[Page and application data records]
========

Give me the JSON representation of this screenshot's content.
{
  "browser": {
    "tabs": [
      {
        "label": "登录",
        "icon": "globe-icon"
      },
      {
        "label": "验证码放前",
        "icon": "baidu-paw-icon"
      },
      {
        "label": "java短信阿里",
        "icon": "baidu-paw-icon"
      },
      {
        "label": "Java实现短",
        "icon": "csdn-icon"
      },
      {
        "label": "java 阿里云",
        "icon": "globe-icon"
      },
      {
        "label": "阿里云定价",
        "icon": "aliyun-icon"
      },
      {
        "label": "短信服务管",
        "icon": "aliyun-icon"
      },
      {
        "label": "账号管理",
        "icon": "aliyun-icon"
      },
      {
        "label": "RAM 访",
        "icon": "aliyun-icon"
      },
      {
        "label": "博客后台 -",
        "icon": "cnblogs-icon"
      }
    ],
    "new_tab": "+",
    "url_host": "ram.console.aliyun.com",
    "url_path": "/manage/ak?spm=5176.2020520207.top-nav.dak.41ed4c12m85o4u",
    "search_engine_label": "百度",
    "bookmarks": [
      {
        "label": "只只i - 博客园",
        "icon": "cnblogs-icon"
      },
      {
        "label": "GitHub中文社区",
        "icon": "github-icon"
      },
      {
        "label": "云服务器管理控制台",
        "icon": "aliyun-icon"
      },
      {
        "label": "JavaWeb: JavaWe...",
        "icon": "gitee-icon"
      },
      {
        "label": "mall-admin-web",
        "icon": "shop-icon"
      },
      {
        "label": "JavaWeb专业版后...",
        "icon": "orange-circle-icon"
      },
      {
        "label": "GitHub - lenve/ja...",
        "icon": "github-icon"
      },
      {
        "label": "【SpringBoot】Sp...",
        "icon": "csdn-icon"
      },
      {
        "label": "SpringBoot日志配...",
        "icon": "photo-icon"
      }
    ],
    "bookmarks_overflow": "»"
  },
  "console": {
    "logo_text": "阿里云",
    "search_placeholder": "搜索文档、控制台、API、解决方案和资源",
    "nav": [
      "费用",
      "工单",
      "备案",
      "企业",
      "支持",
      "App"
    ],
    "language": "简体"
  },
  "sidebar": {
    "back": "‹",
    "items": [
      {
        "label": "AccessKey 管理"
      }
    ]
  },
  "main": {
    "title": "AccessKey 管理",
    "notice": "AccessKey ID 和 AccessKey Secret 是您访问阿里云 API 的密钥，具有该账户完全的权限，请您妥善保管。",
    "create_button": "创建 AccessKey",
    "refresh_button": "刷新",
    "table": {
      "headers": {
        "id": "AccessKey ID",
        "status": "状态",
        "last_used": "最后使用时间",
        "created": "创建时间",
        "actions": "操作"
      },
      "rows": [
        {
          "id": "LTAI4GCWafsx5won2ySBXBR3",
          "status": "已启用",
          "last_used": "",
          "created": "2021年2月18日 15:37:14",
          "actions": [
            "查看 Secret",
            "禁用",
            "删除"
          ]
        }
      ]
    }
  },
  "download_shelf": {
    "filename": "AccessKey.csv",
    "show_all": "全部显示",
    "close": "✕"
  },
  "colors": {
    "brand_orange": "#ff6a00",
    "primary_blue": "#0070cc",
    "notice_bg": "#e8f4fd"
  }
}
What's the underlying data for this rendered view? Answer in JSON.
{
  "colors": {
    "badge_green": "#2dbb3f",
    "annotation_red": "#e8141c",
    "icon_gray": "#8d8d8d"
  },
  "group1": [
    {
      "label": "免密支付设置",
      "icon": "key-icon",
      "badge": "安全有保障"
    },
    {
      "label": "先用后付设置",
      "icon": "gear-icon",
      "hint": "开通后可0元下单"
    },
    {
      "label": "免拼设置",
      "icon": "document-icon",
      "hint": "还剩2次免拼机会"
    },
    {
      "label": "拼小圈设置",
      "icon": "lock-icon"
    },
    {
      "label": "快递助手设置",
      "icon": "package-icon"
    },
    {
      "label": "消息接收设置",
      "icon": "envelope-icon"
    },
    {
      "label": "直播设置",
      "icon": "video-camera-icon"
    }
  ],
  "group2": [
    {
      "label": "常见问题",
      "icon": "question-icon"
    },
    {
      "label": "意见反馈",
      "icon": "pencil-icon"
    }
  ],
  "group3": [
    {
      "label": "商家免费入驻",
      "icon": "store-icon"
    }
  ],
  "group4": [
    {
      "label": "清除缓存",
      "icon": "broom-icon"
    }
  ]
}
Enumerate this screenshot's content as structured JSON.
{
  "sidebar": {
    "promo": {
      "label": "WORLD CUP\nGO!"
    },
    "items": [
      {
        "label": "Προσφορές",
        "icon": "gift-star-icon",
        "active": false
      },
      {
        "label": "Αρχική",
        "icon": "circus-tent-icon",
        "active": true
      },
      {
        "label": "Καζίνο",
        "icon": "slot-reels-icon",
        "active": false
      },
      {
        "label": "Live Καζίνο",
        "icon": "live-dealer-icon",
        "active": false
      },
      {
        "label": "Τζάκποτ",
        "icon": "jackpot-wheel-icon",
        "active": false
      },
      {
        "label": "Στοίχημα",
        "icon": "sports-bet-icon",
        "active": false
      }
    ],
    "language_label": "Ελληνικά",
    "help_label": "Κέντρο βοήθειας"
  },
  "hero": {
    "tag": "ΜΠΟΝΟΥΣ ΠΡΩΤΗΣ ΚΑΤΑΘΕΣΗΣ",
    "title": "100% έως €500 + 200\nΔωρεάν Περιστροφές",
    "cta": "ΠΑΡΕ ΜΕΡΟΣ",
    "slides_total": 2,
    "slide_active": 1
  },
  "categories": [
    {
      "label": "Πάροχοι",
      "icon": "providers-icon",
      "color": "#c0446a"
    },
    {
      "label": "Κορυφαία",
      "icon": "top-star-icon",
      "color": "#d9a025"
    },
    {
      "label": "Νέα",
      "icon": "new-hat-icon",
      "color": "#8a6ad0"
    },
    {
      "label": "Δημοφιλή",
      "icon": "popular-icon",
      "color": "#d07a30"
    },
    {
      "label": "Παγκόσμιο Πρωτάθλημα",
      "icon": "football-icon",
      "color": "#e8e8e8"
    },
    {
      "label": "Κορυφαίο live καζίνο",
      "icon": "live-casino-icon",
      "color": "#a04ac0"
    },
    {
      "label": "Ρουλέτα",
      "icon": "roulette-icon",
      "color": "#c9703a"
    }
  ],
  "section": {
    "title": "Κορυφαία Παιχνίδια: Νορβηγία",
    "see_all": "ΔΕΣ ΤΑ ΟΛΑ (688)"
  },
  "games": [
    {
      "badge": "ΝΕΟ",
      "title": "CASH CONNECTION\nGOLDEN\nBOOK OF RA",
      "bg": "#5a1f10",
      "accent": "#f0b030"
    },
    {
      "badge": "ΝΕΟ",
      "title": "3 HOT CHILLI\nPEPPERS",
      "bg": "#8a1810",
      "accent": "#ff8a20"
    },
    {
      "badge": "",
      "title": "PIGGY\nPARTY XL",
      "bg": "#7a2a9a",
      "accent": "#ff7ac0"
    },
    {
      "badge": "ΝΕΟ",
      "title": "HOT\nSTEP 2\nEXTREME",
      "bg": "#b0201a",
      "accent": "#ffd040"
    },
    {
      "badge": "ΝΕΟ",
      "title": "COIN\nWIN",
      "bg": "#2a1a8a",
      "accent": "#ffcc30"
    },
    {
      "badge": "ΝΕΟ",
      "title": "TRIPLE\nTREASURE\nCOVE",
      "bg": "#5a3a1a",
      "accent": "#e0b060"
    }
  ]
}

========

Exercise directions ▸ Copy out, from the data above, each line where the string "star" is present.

Solution for this problem ▸
        "icon": "gift-star-icon",
      "icon": "top-star-icon",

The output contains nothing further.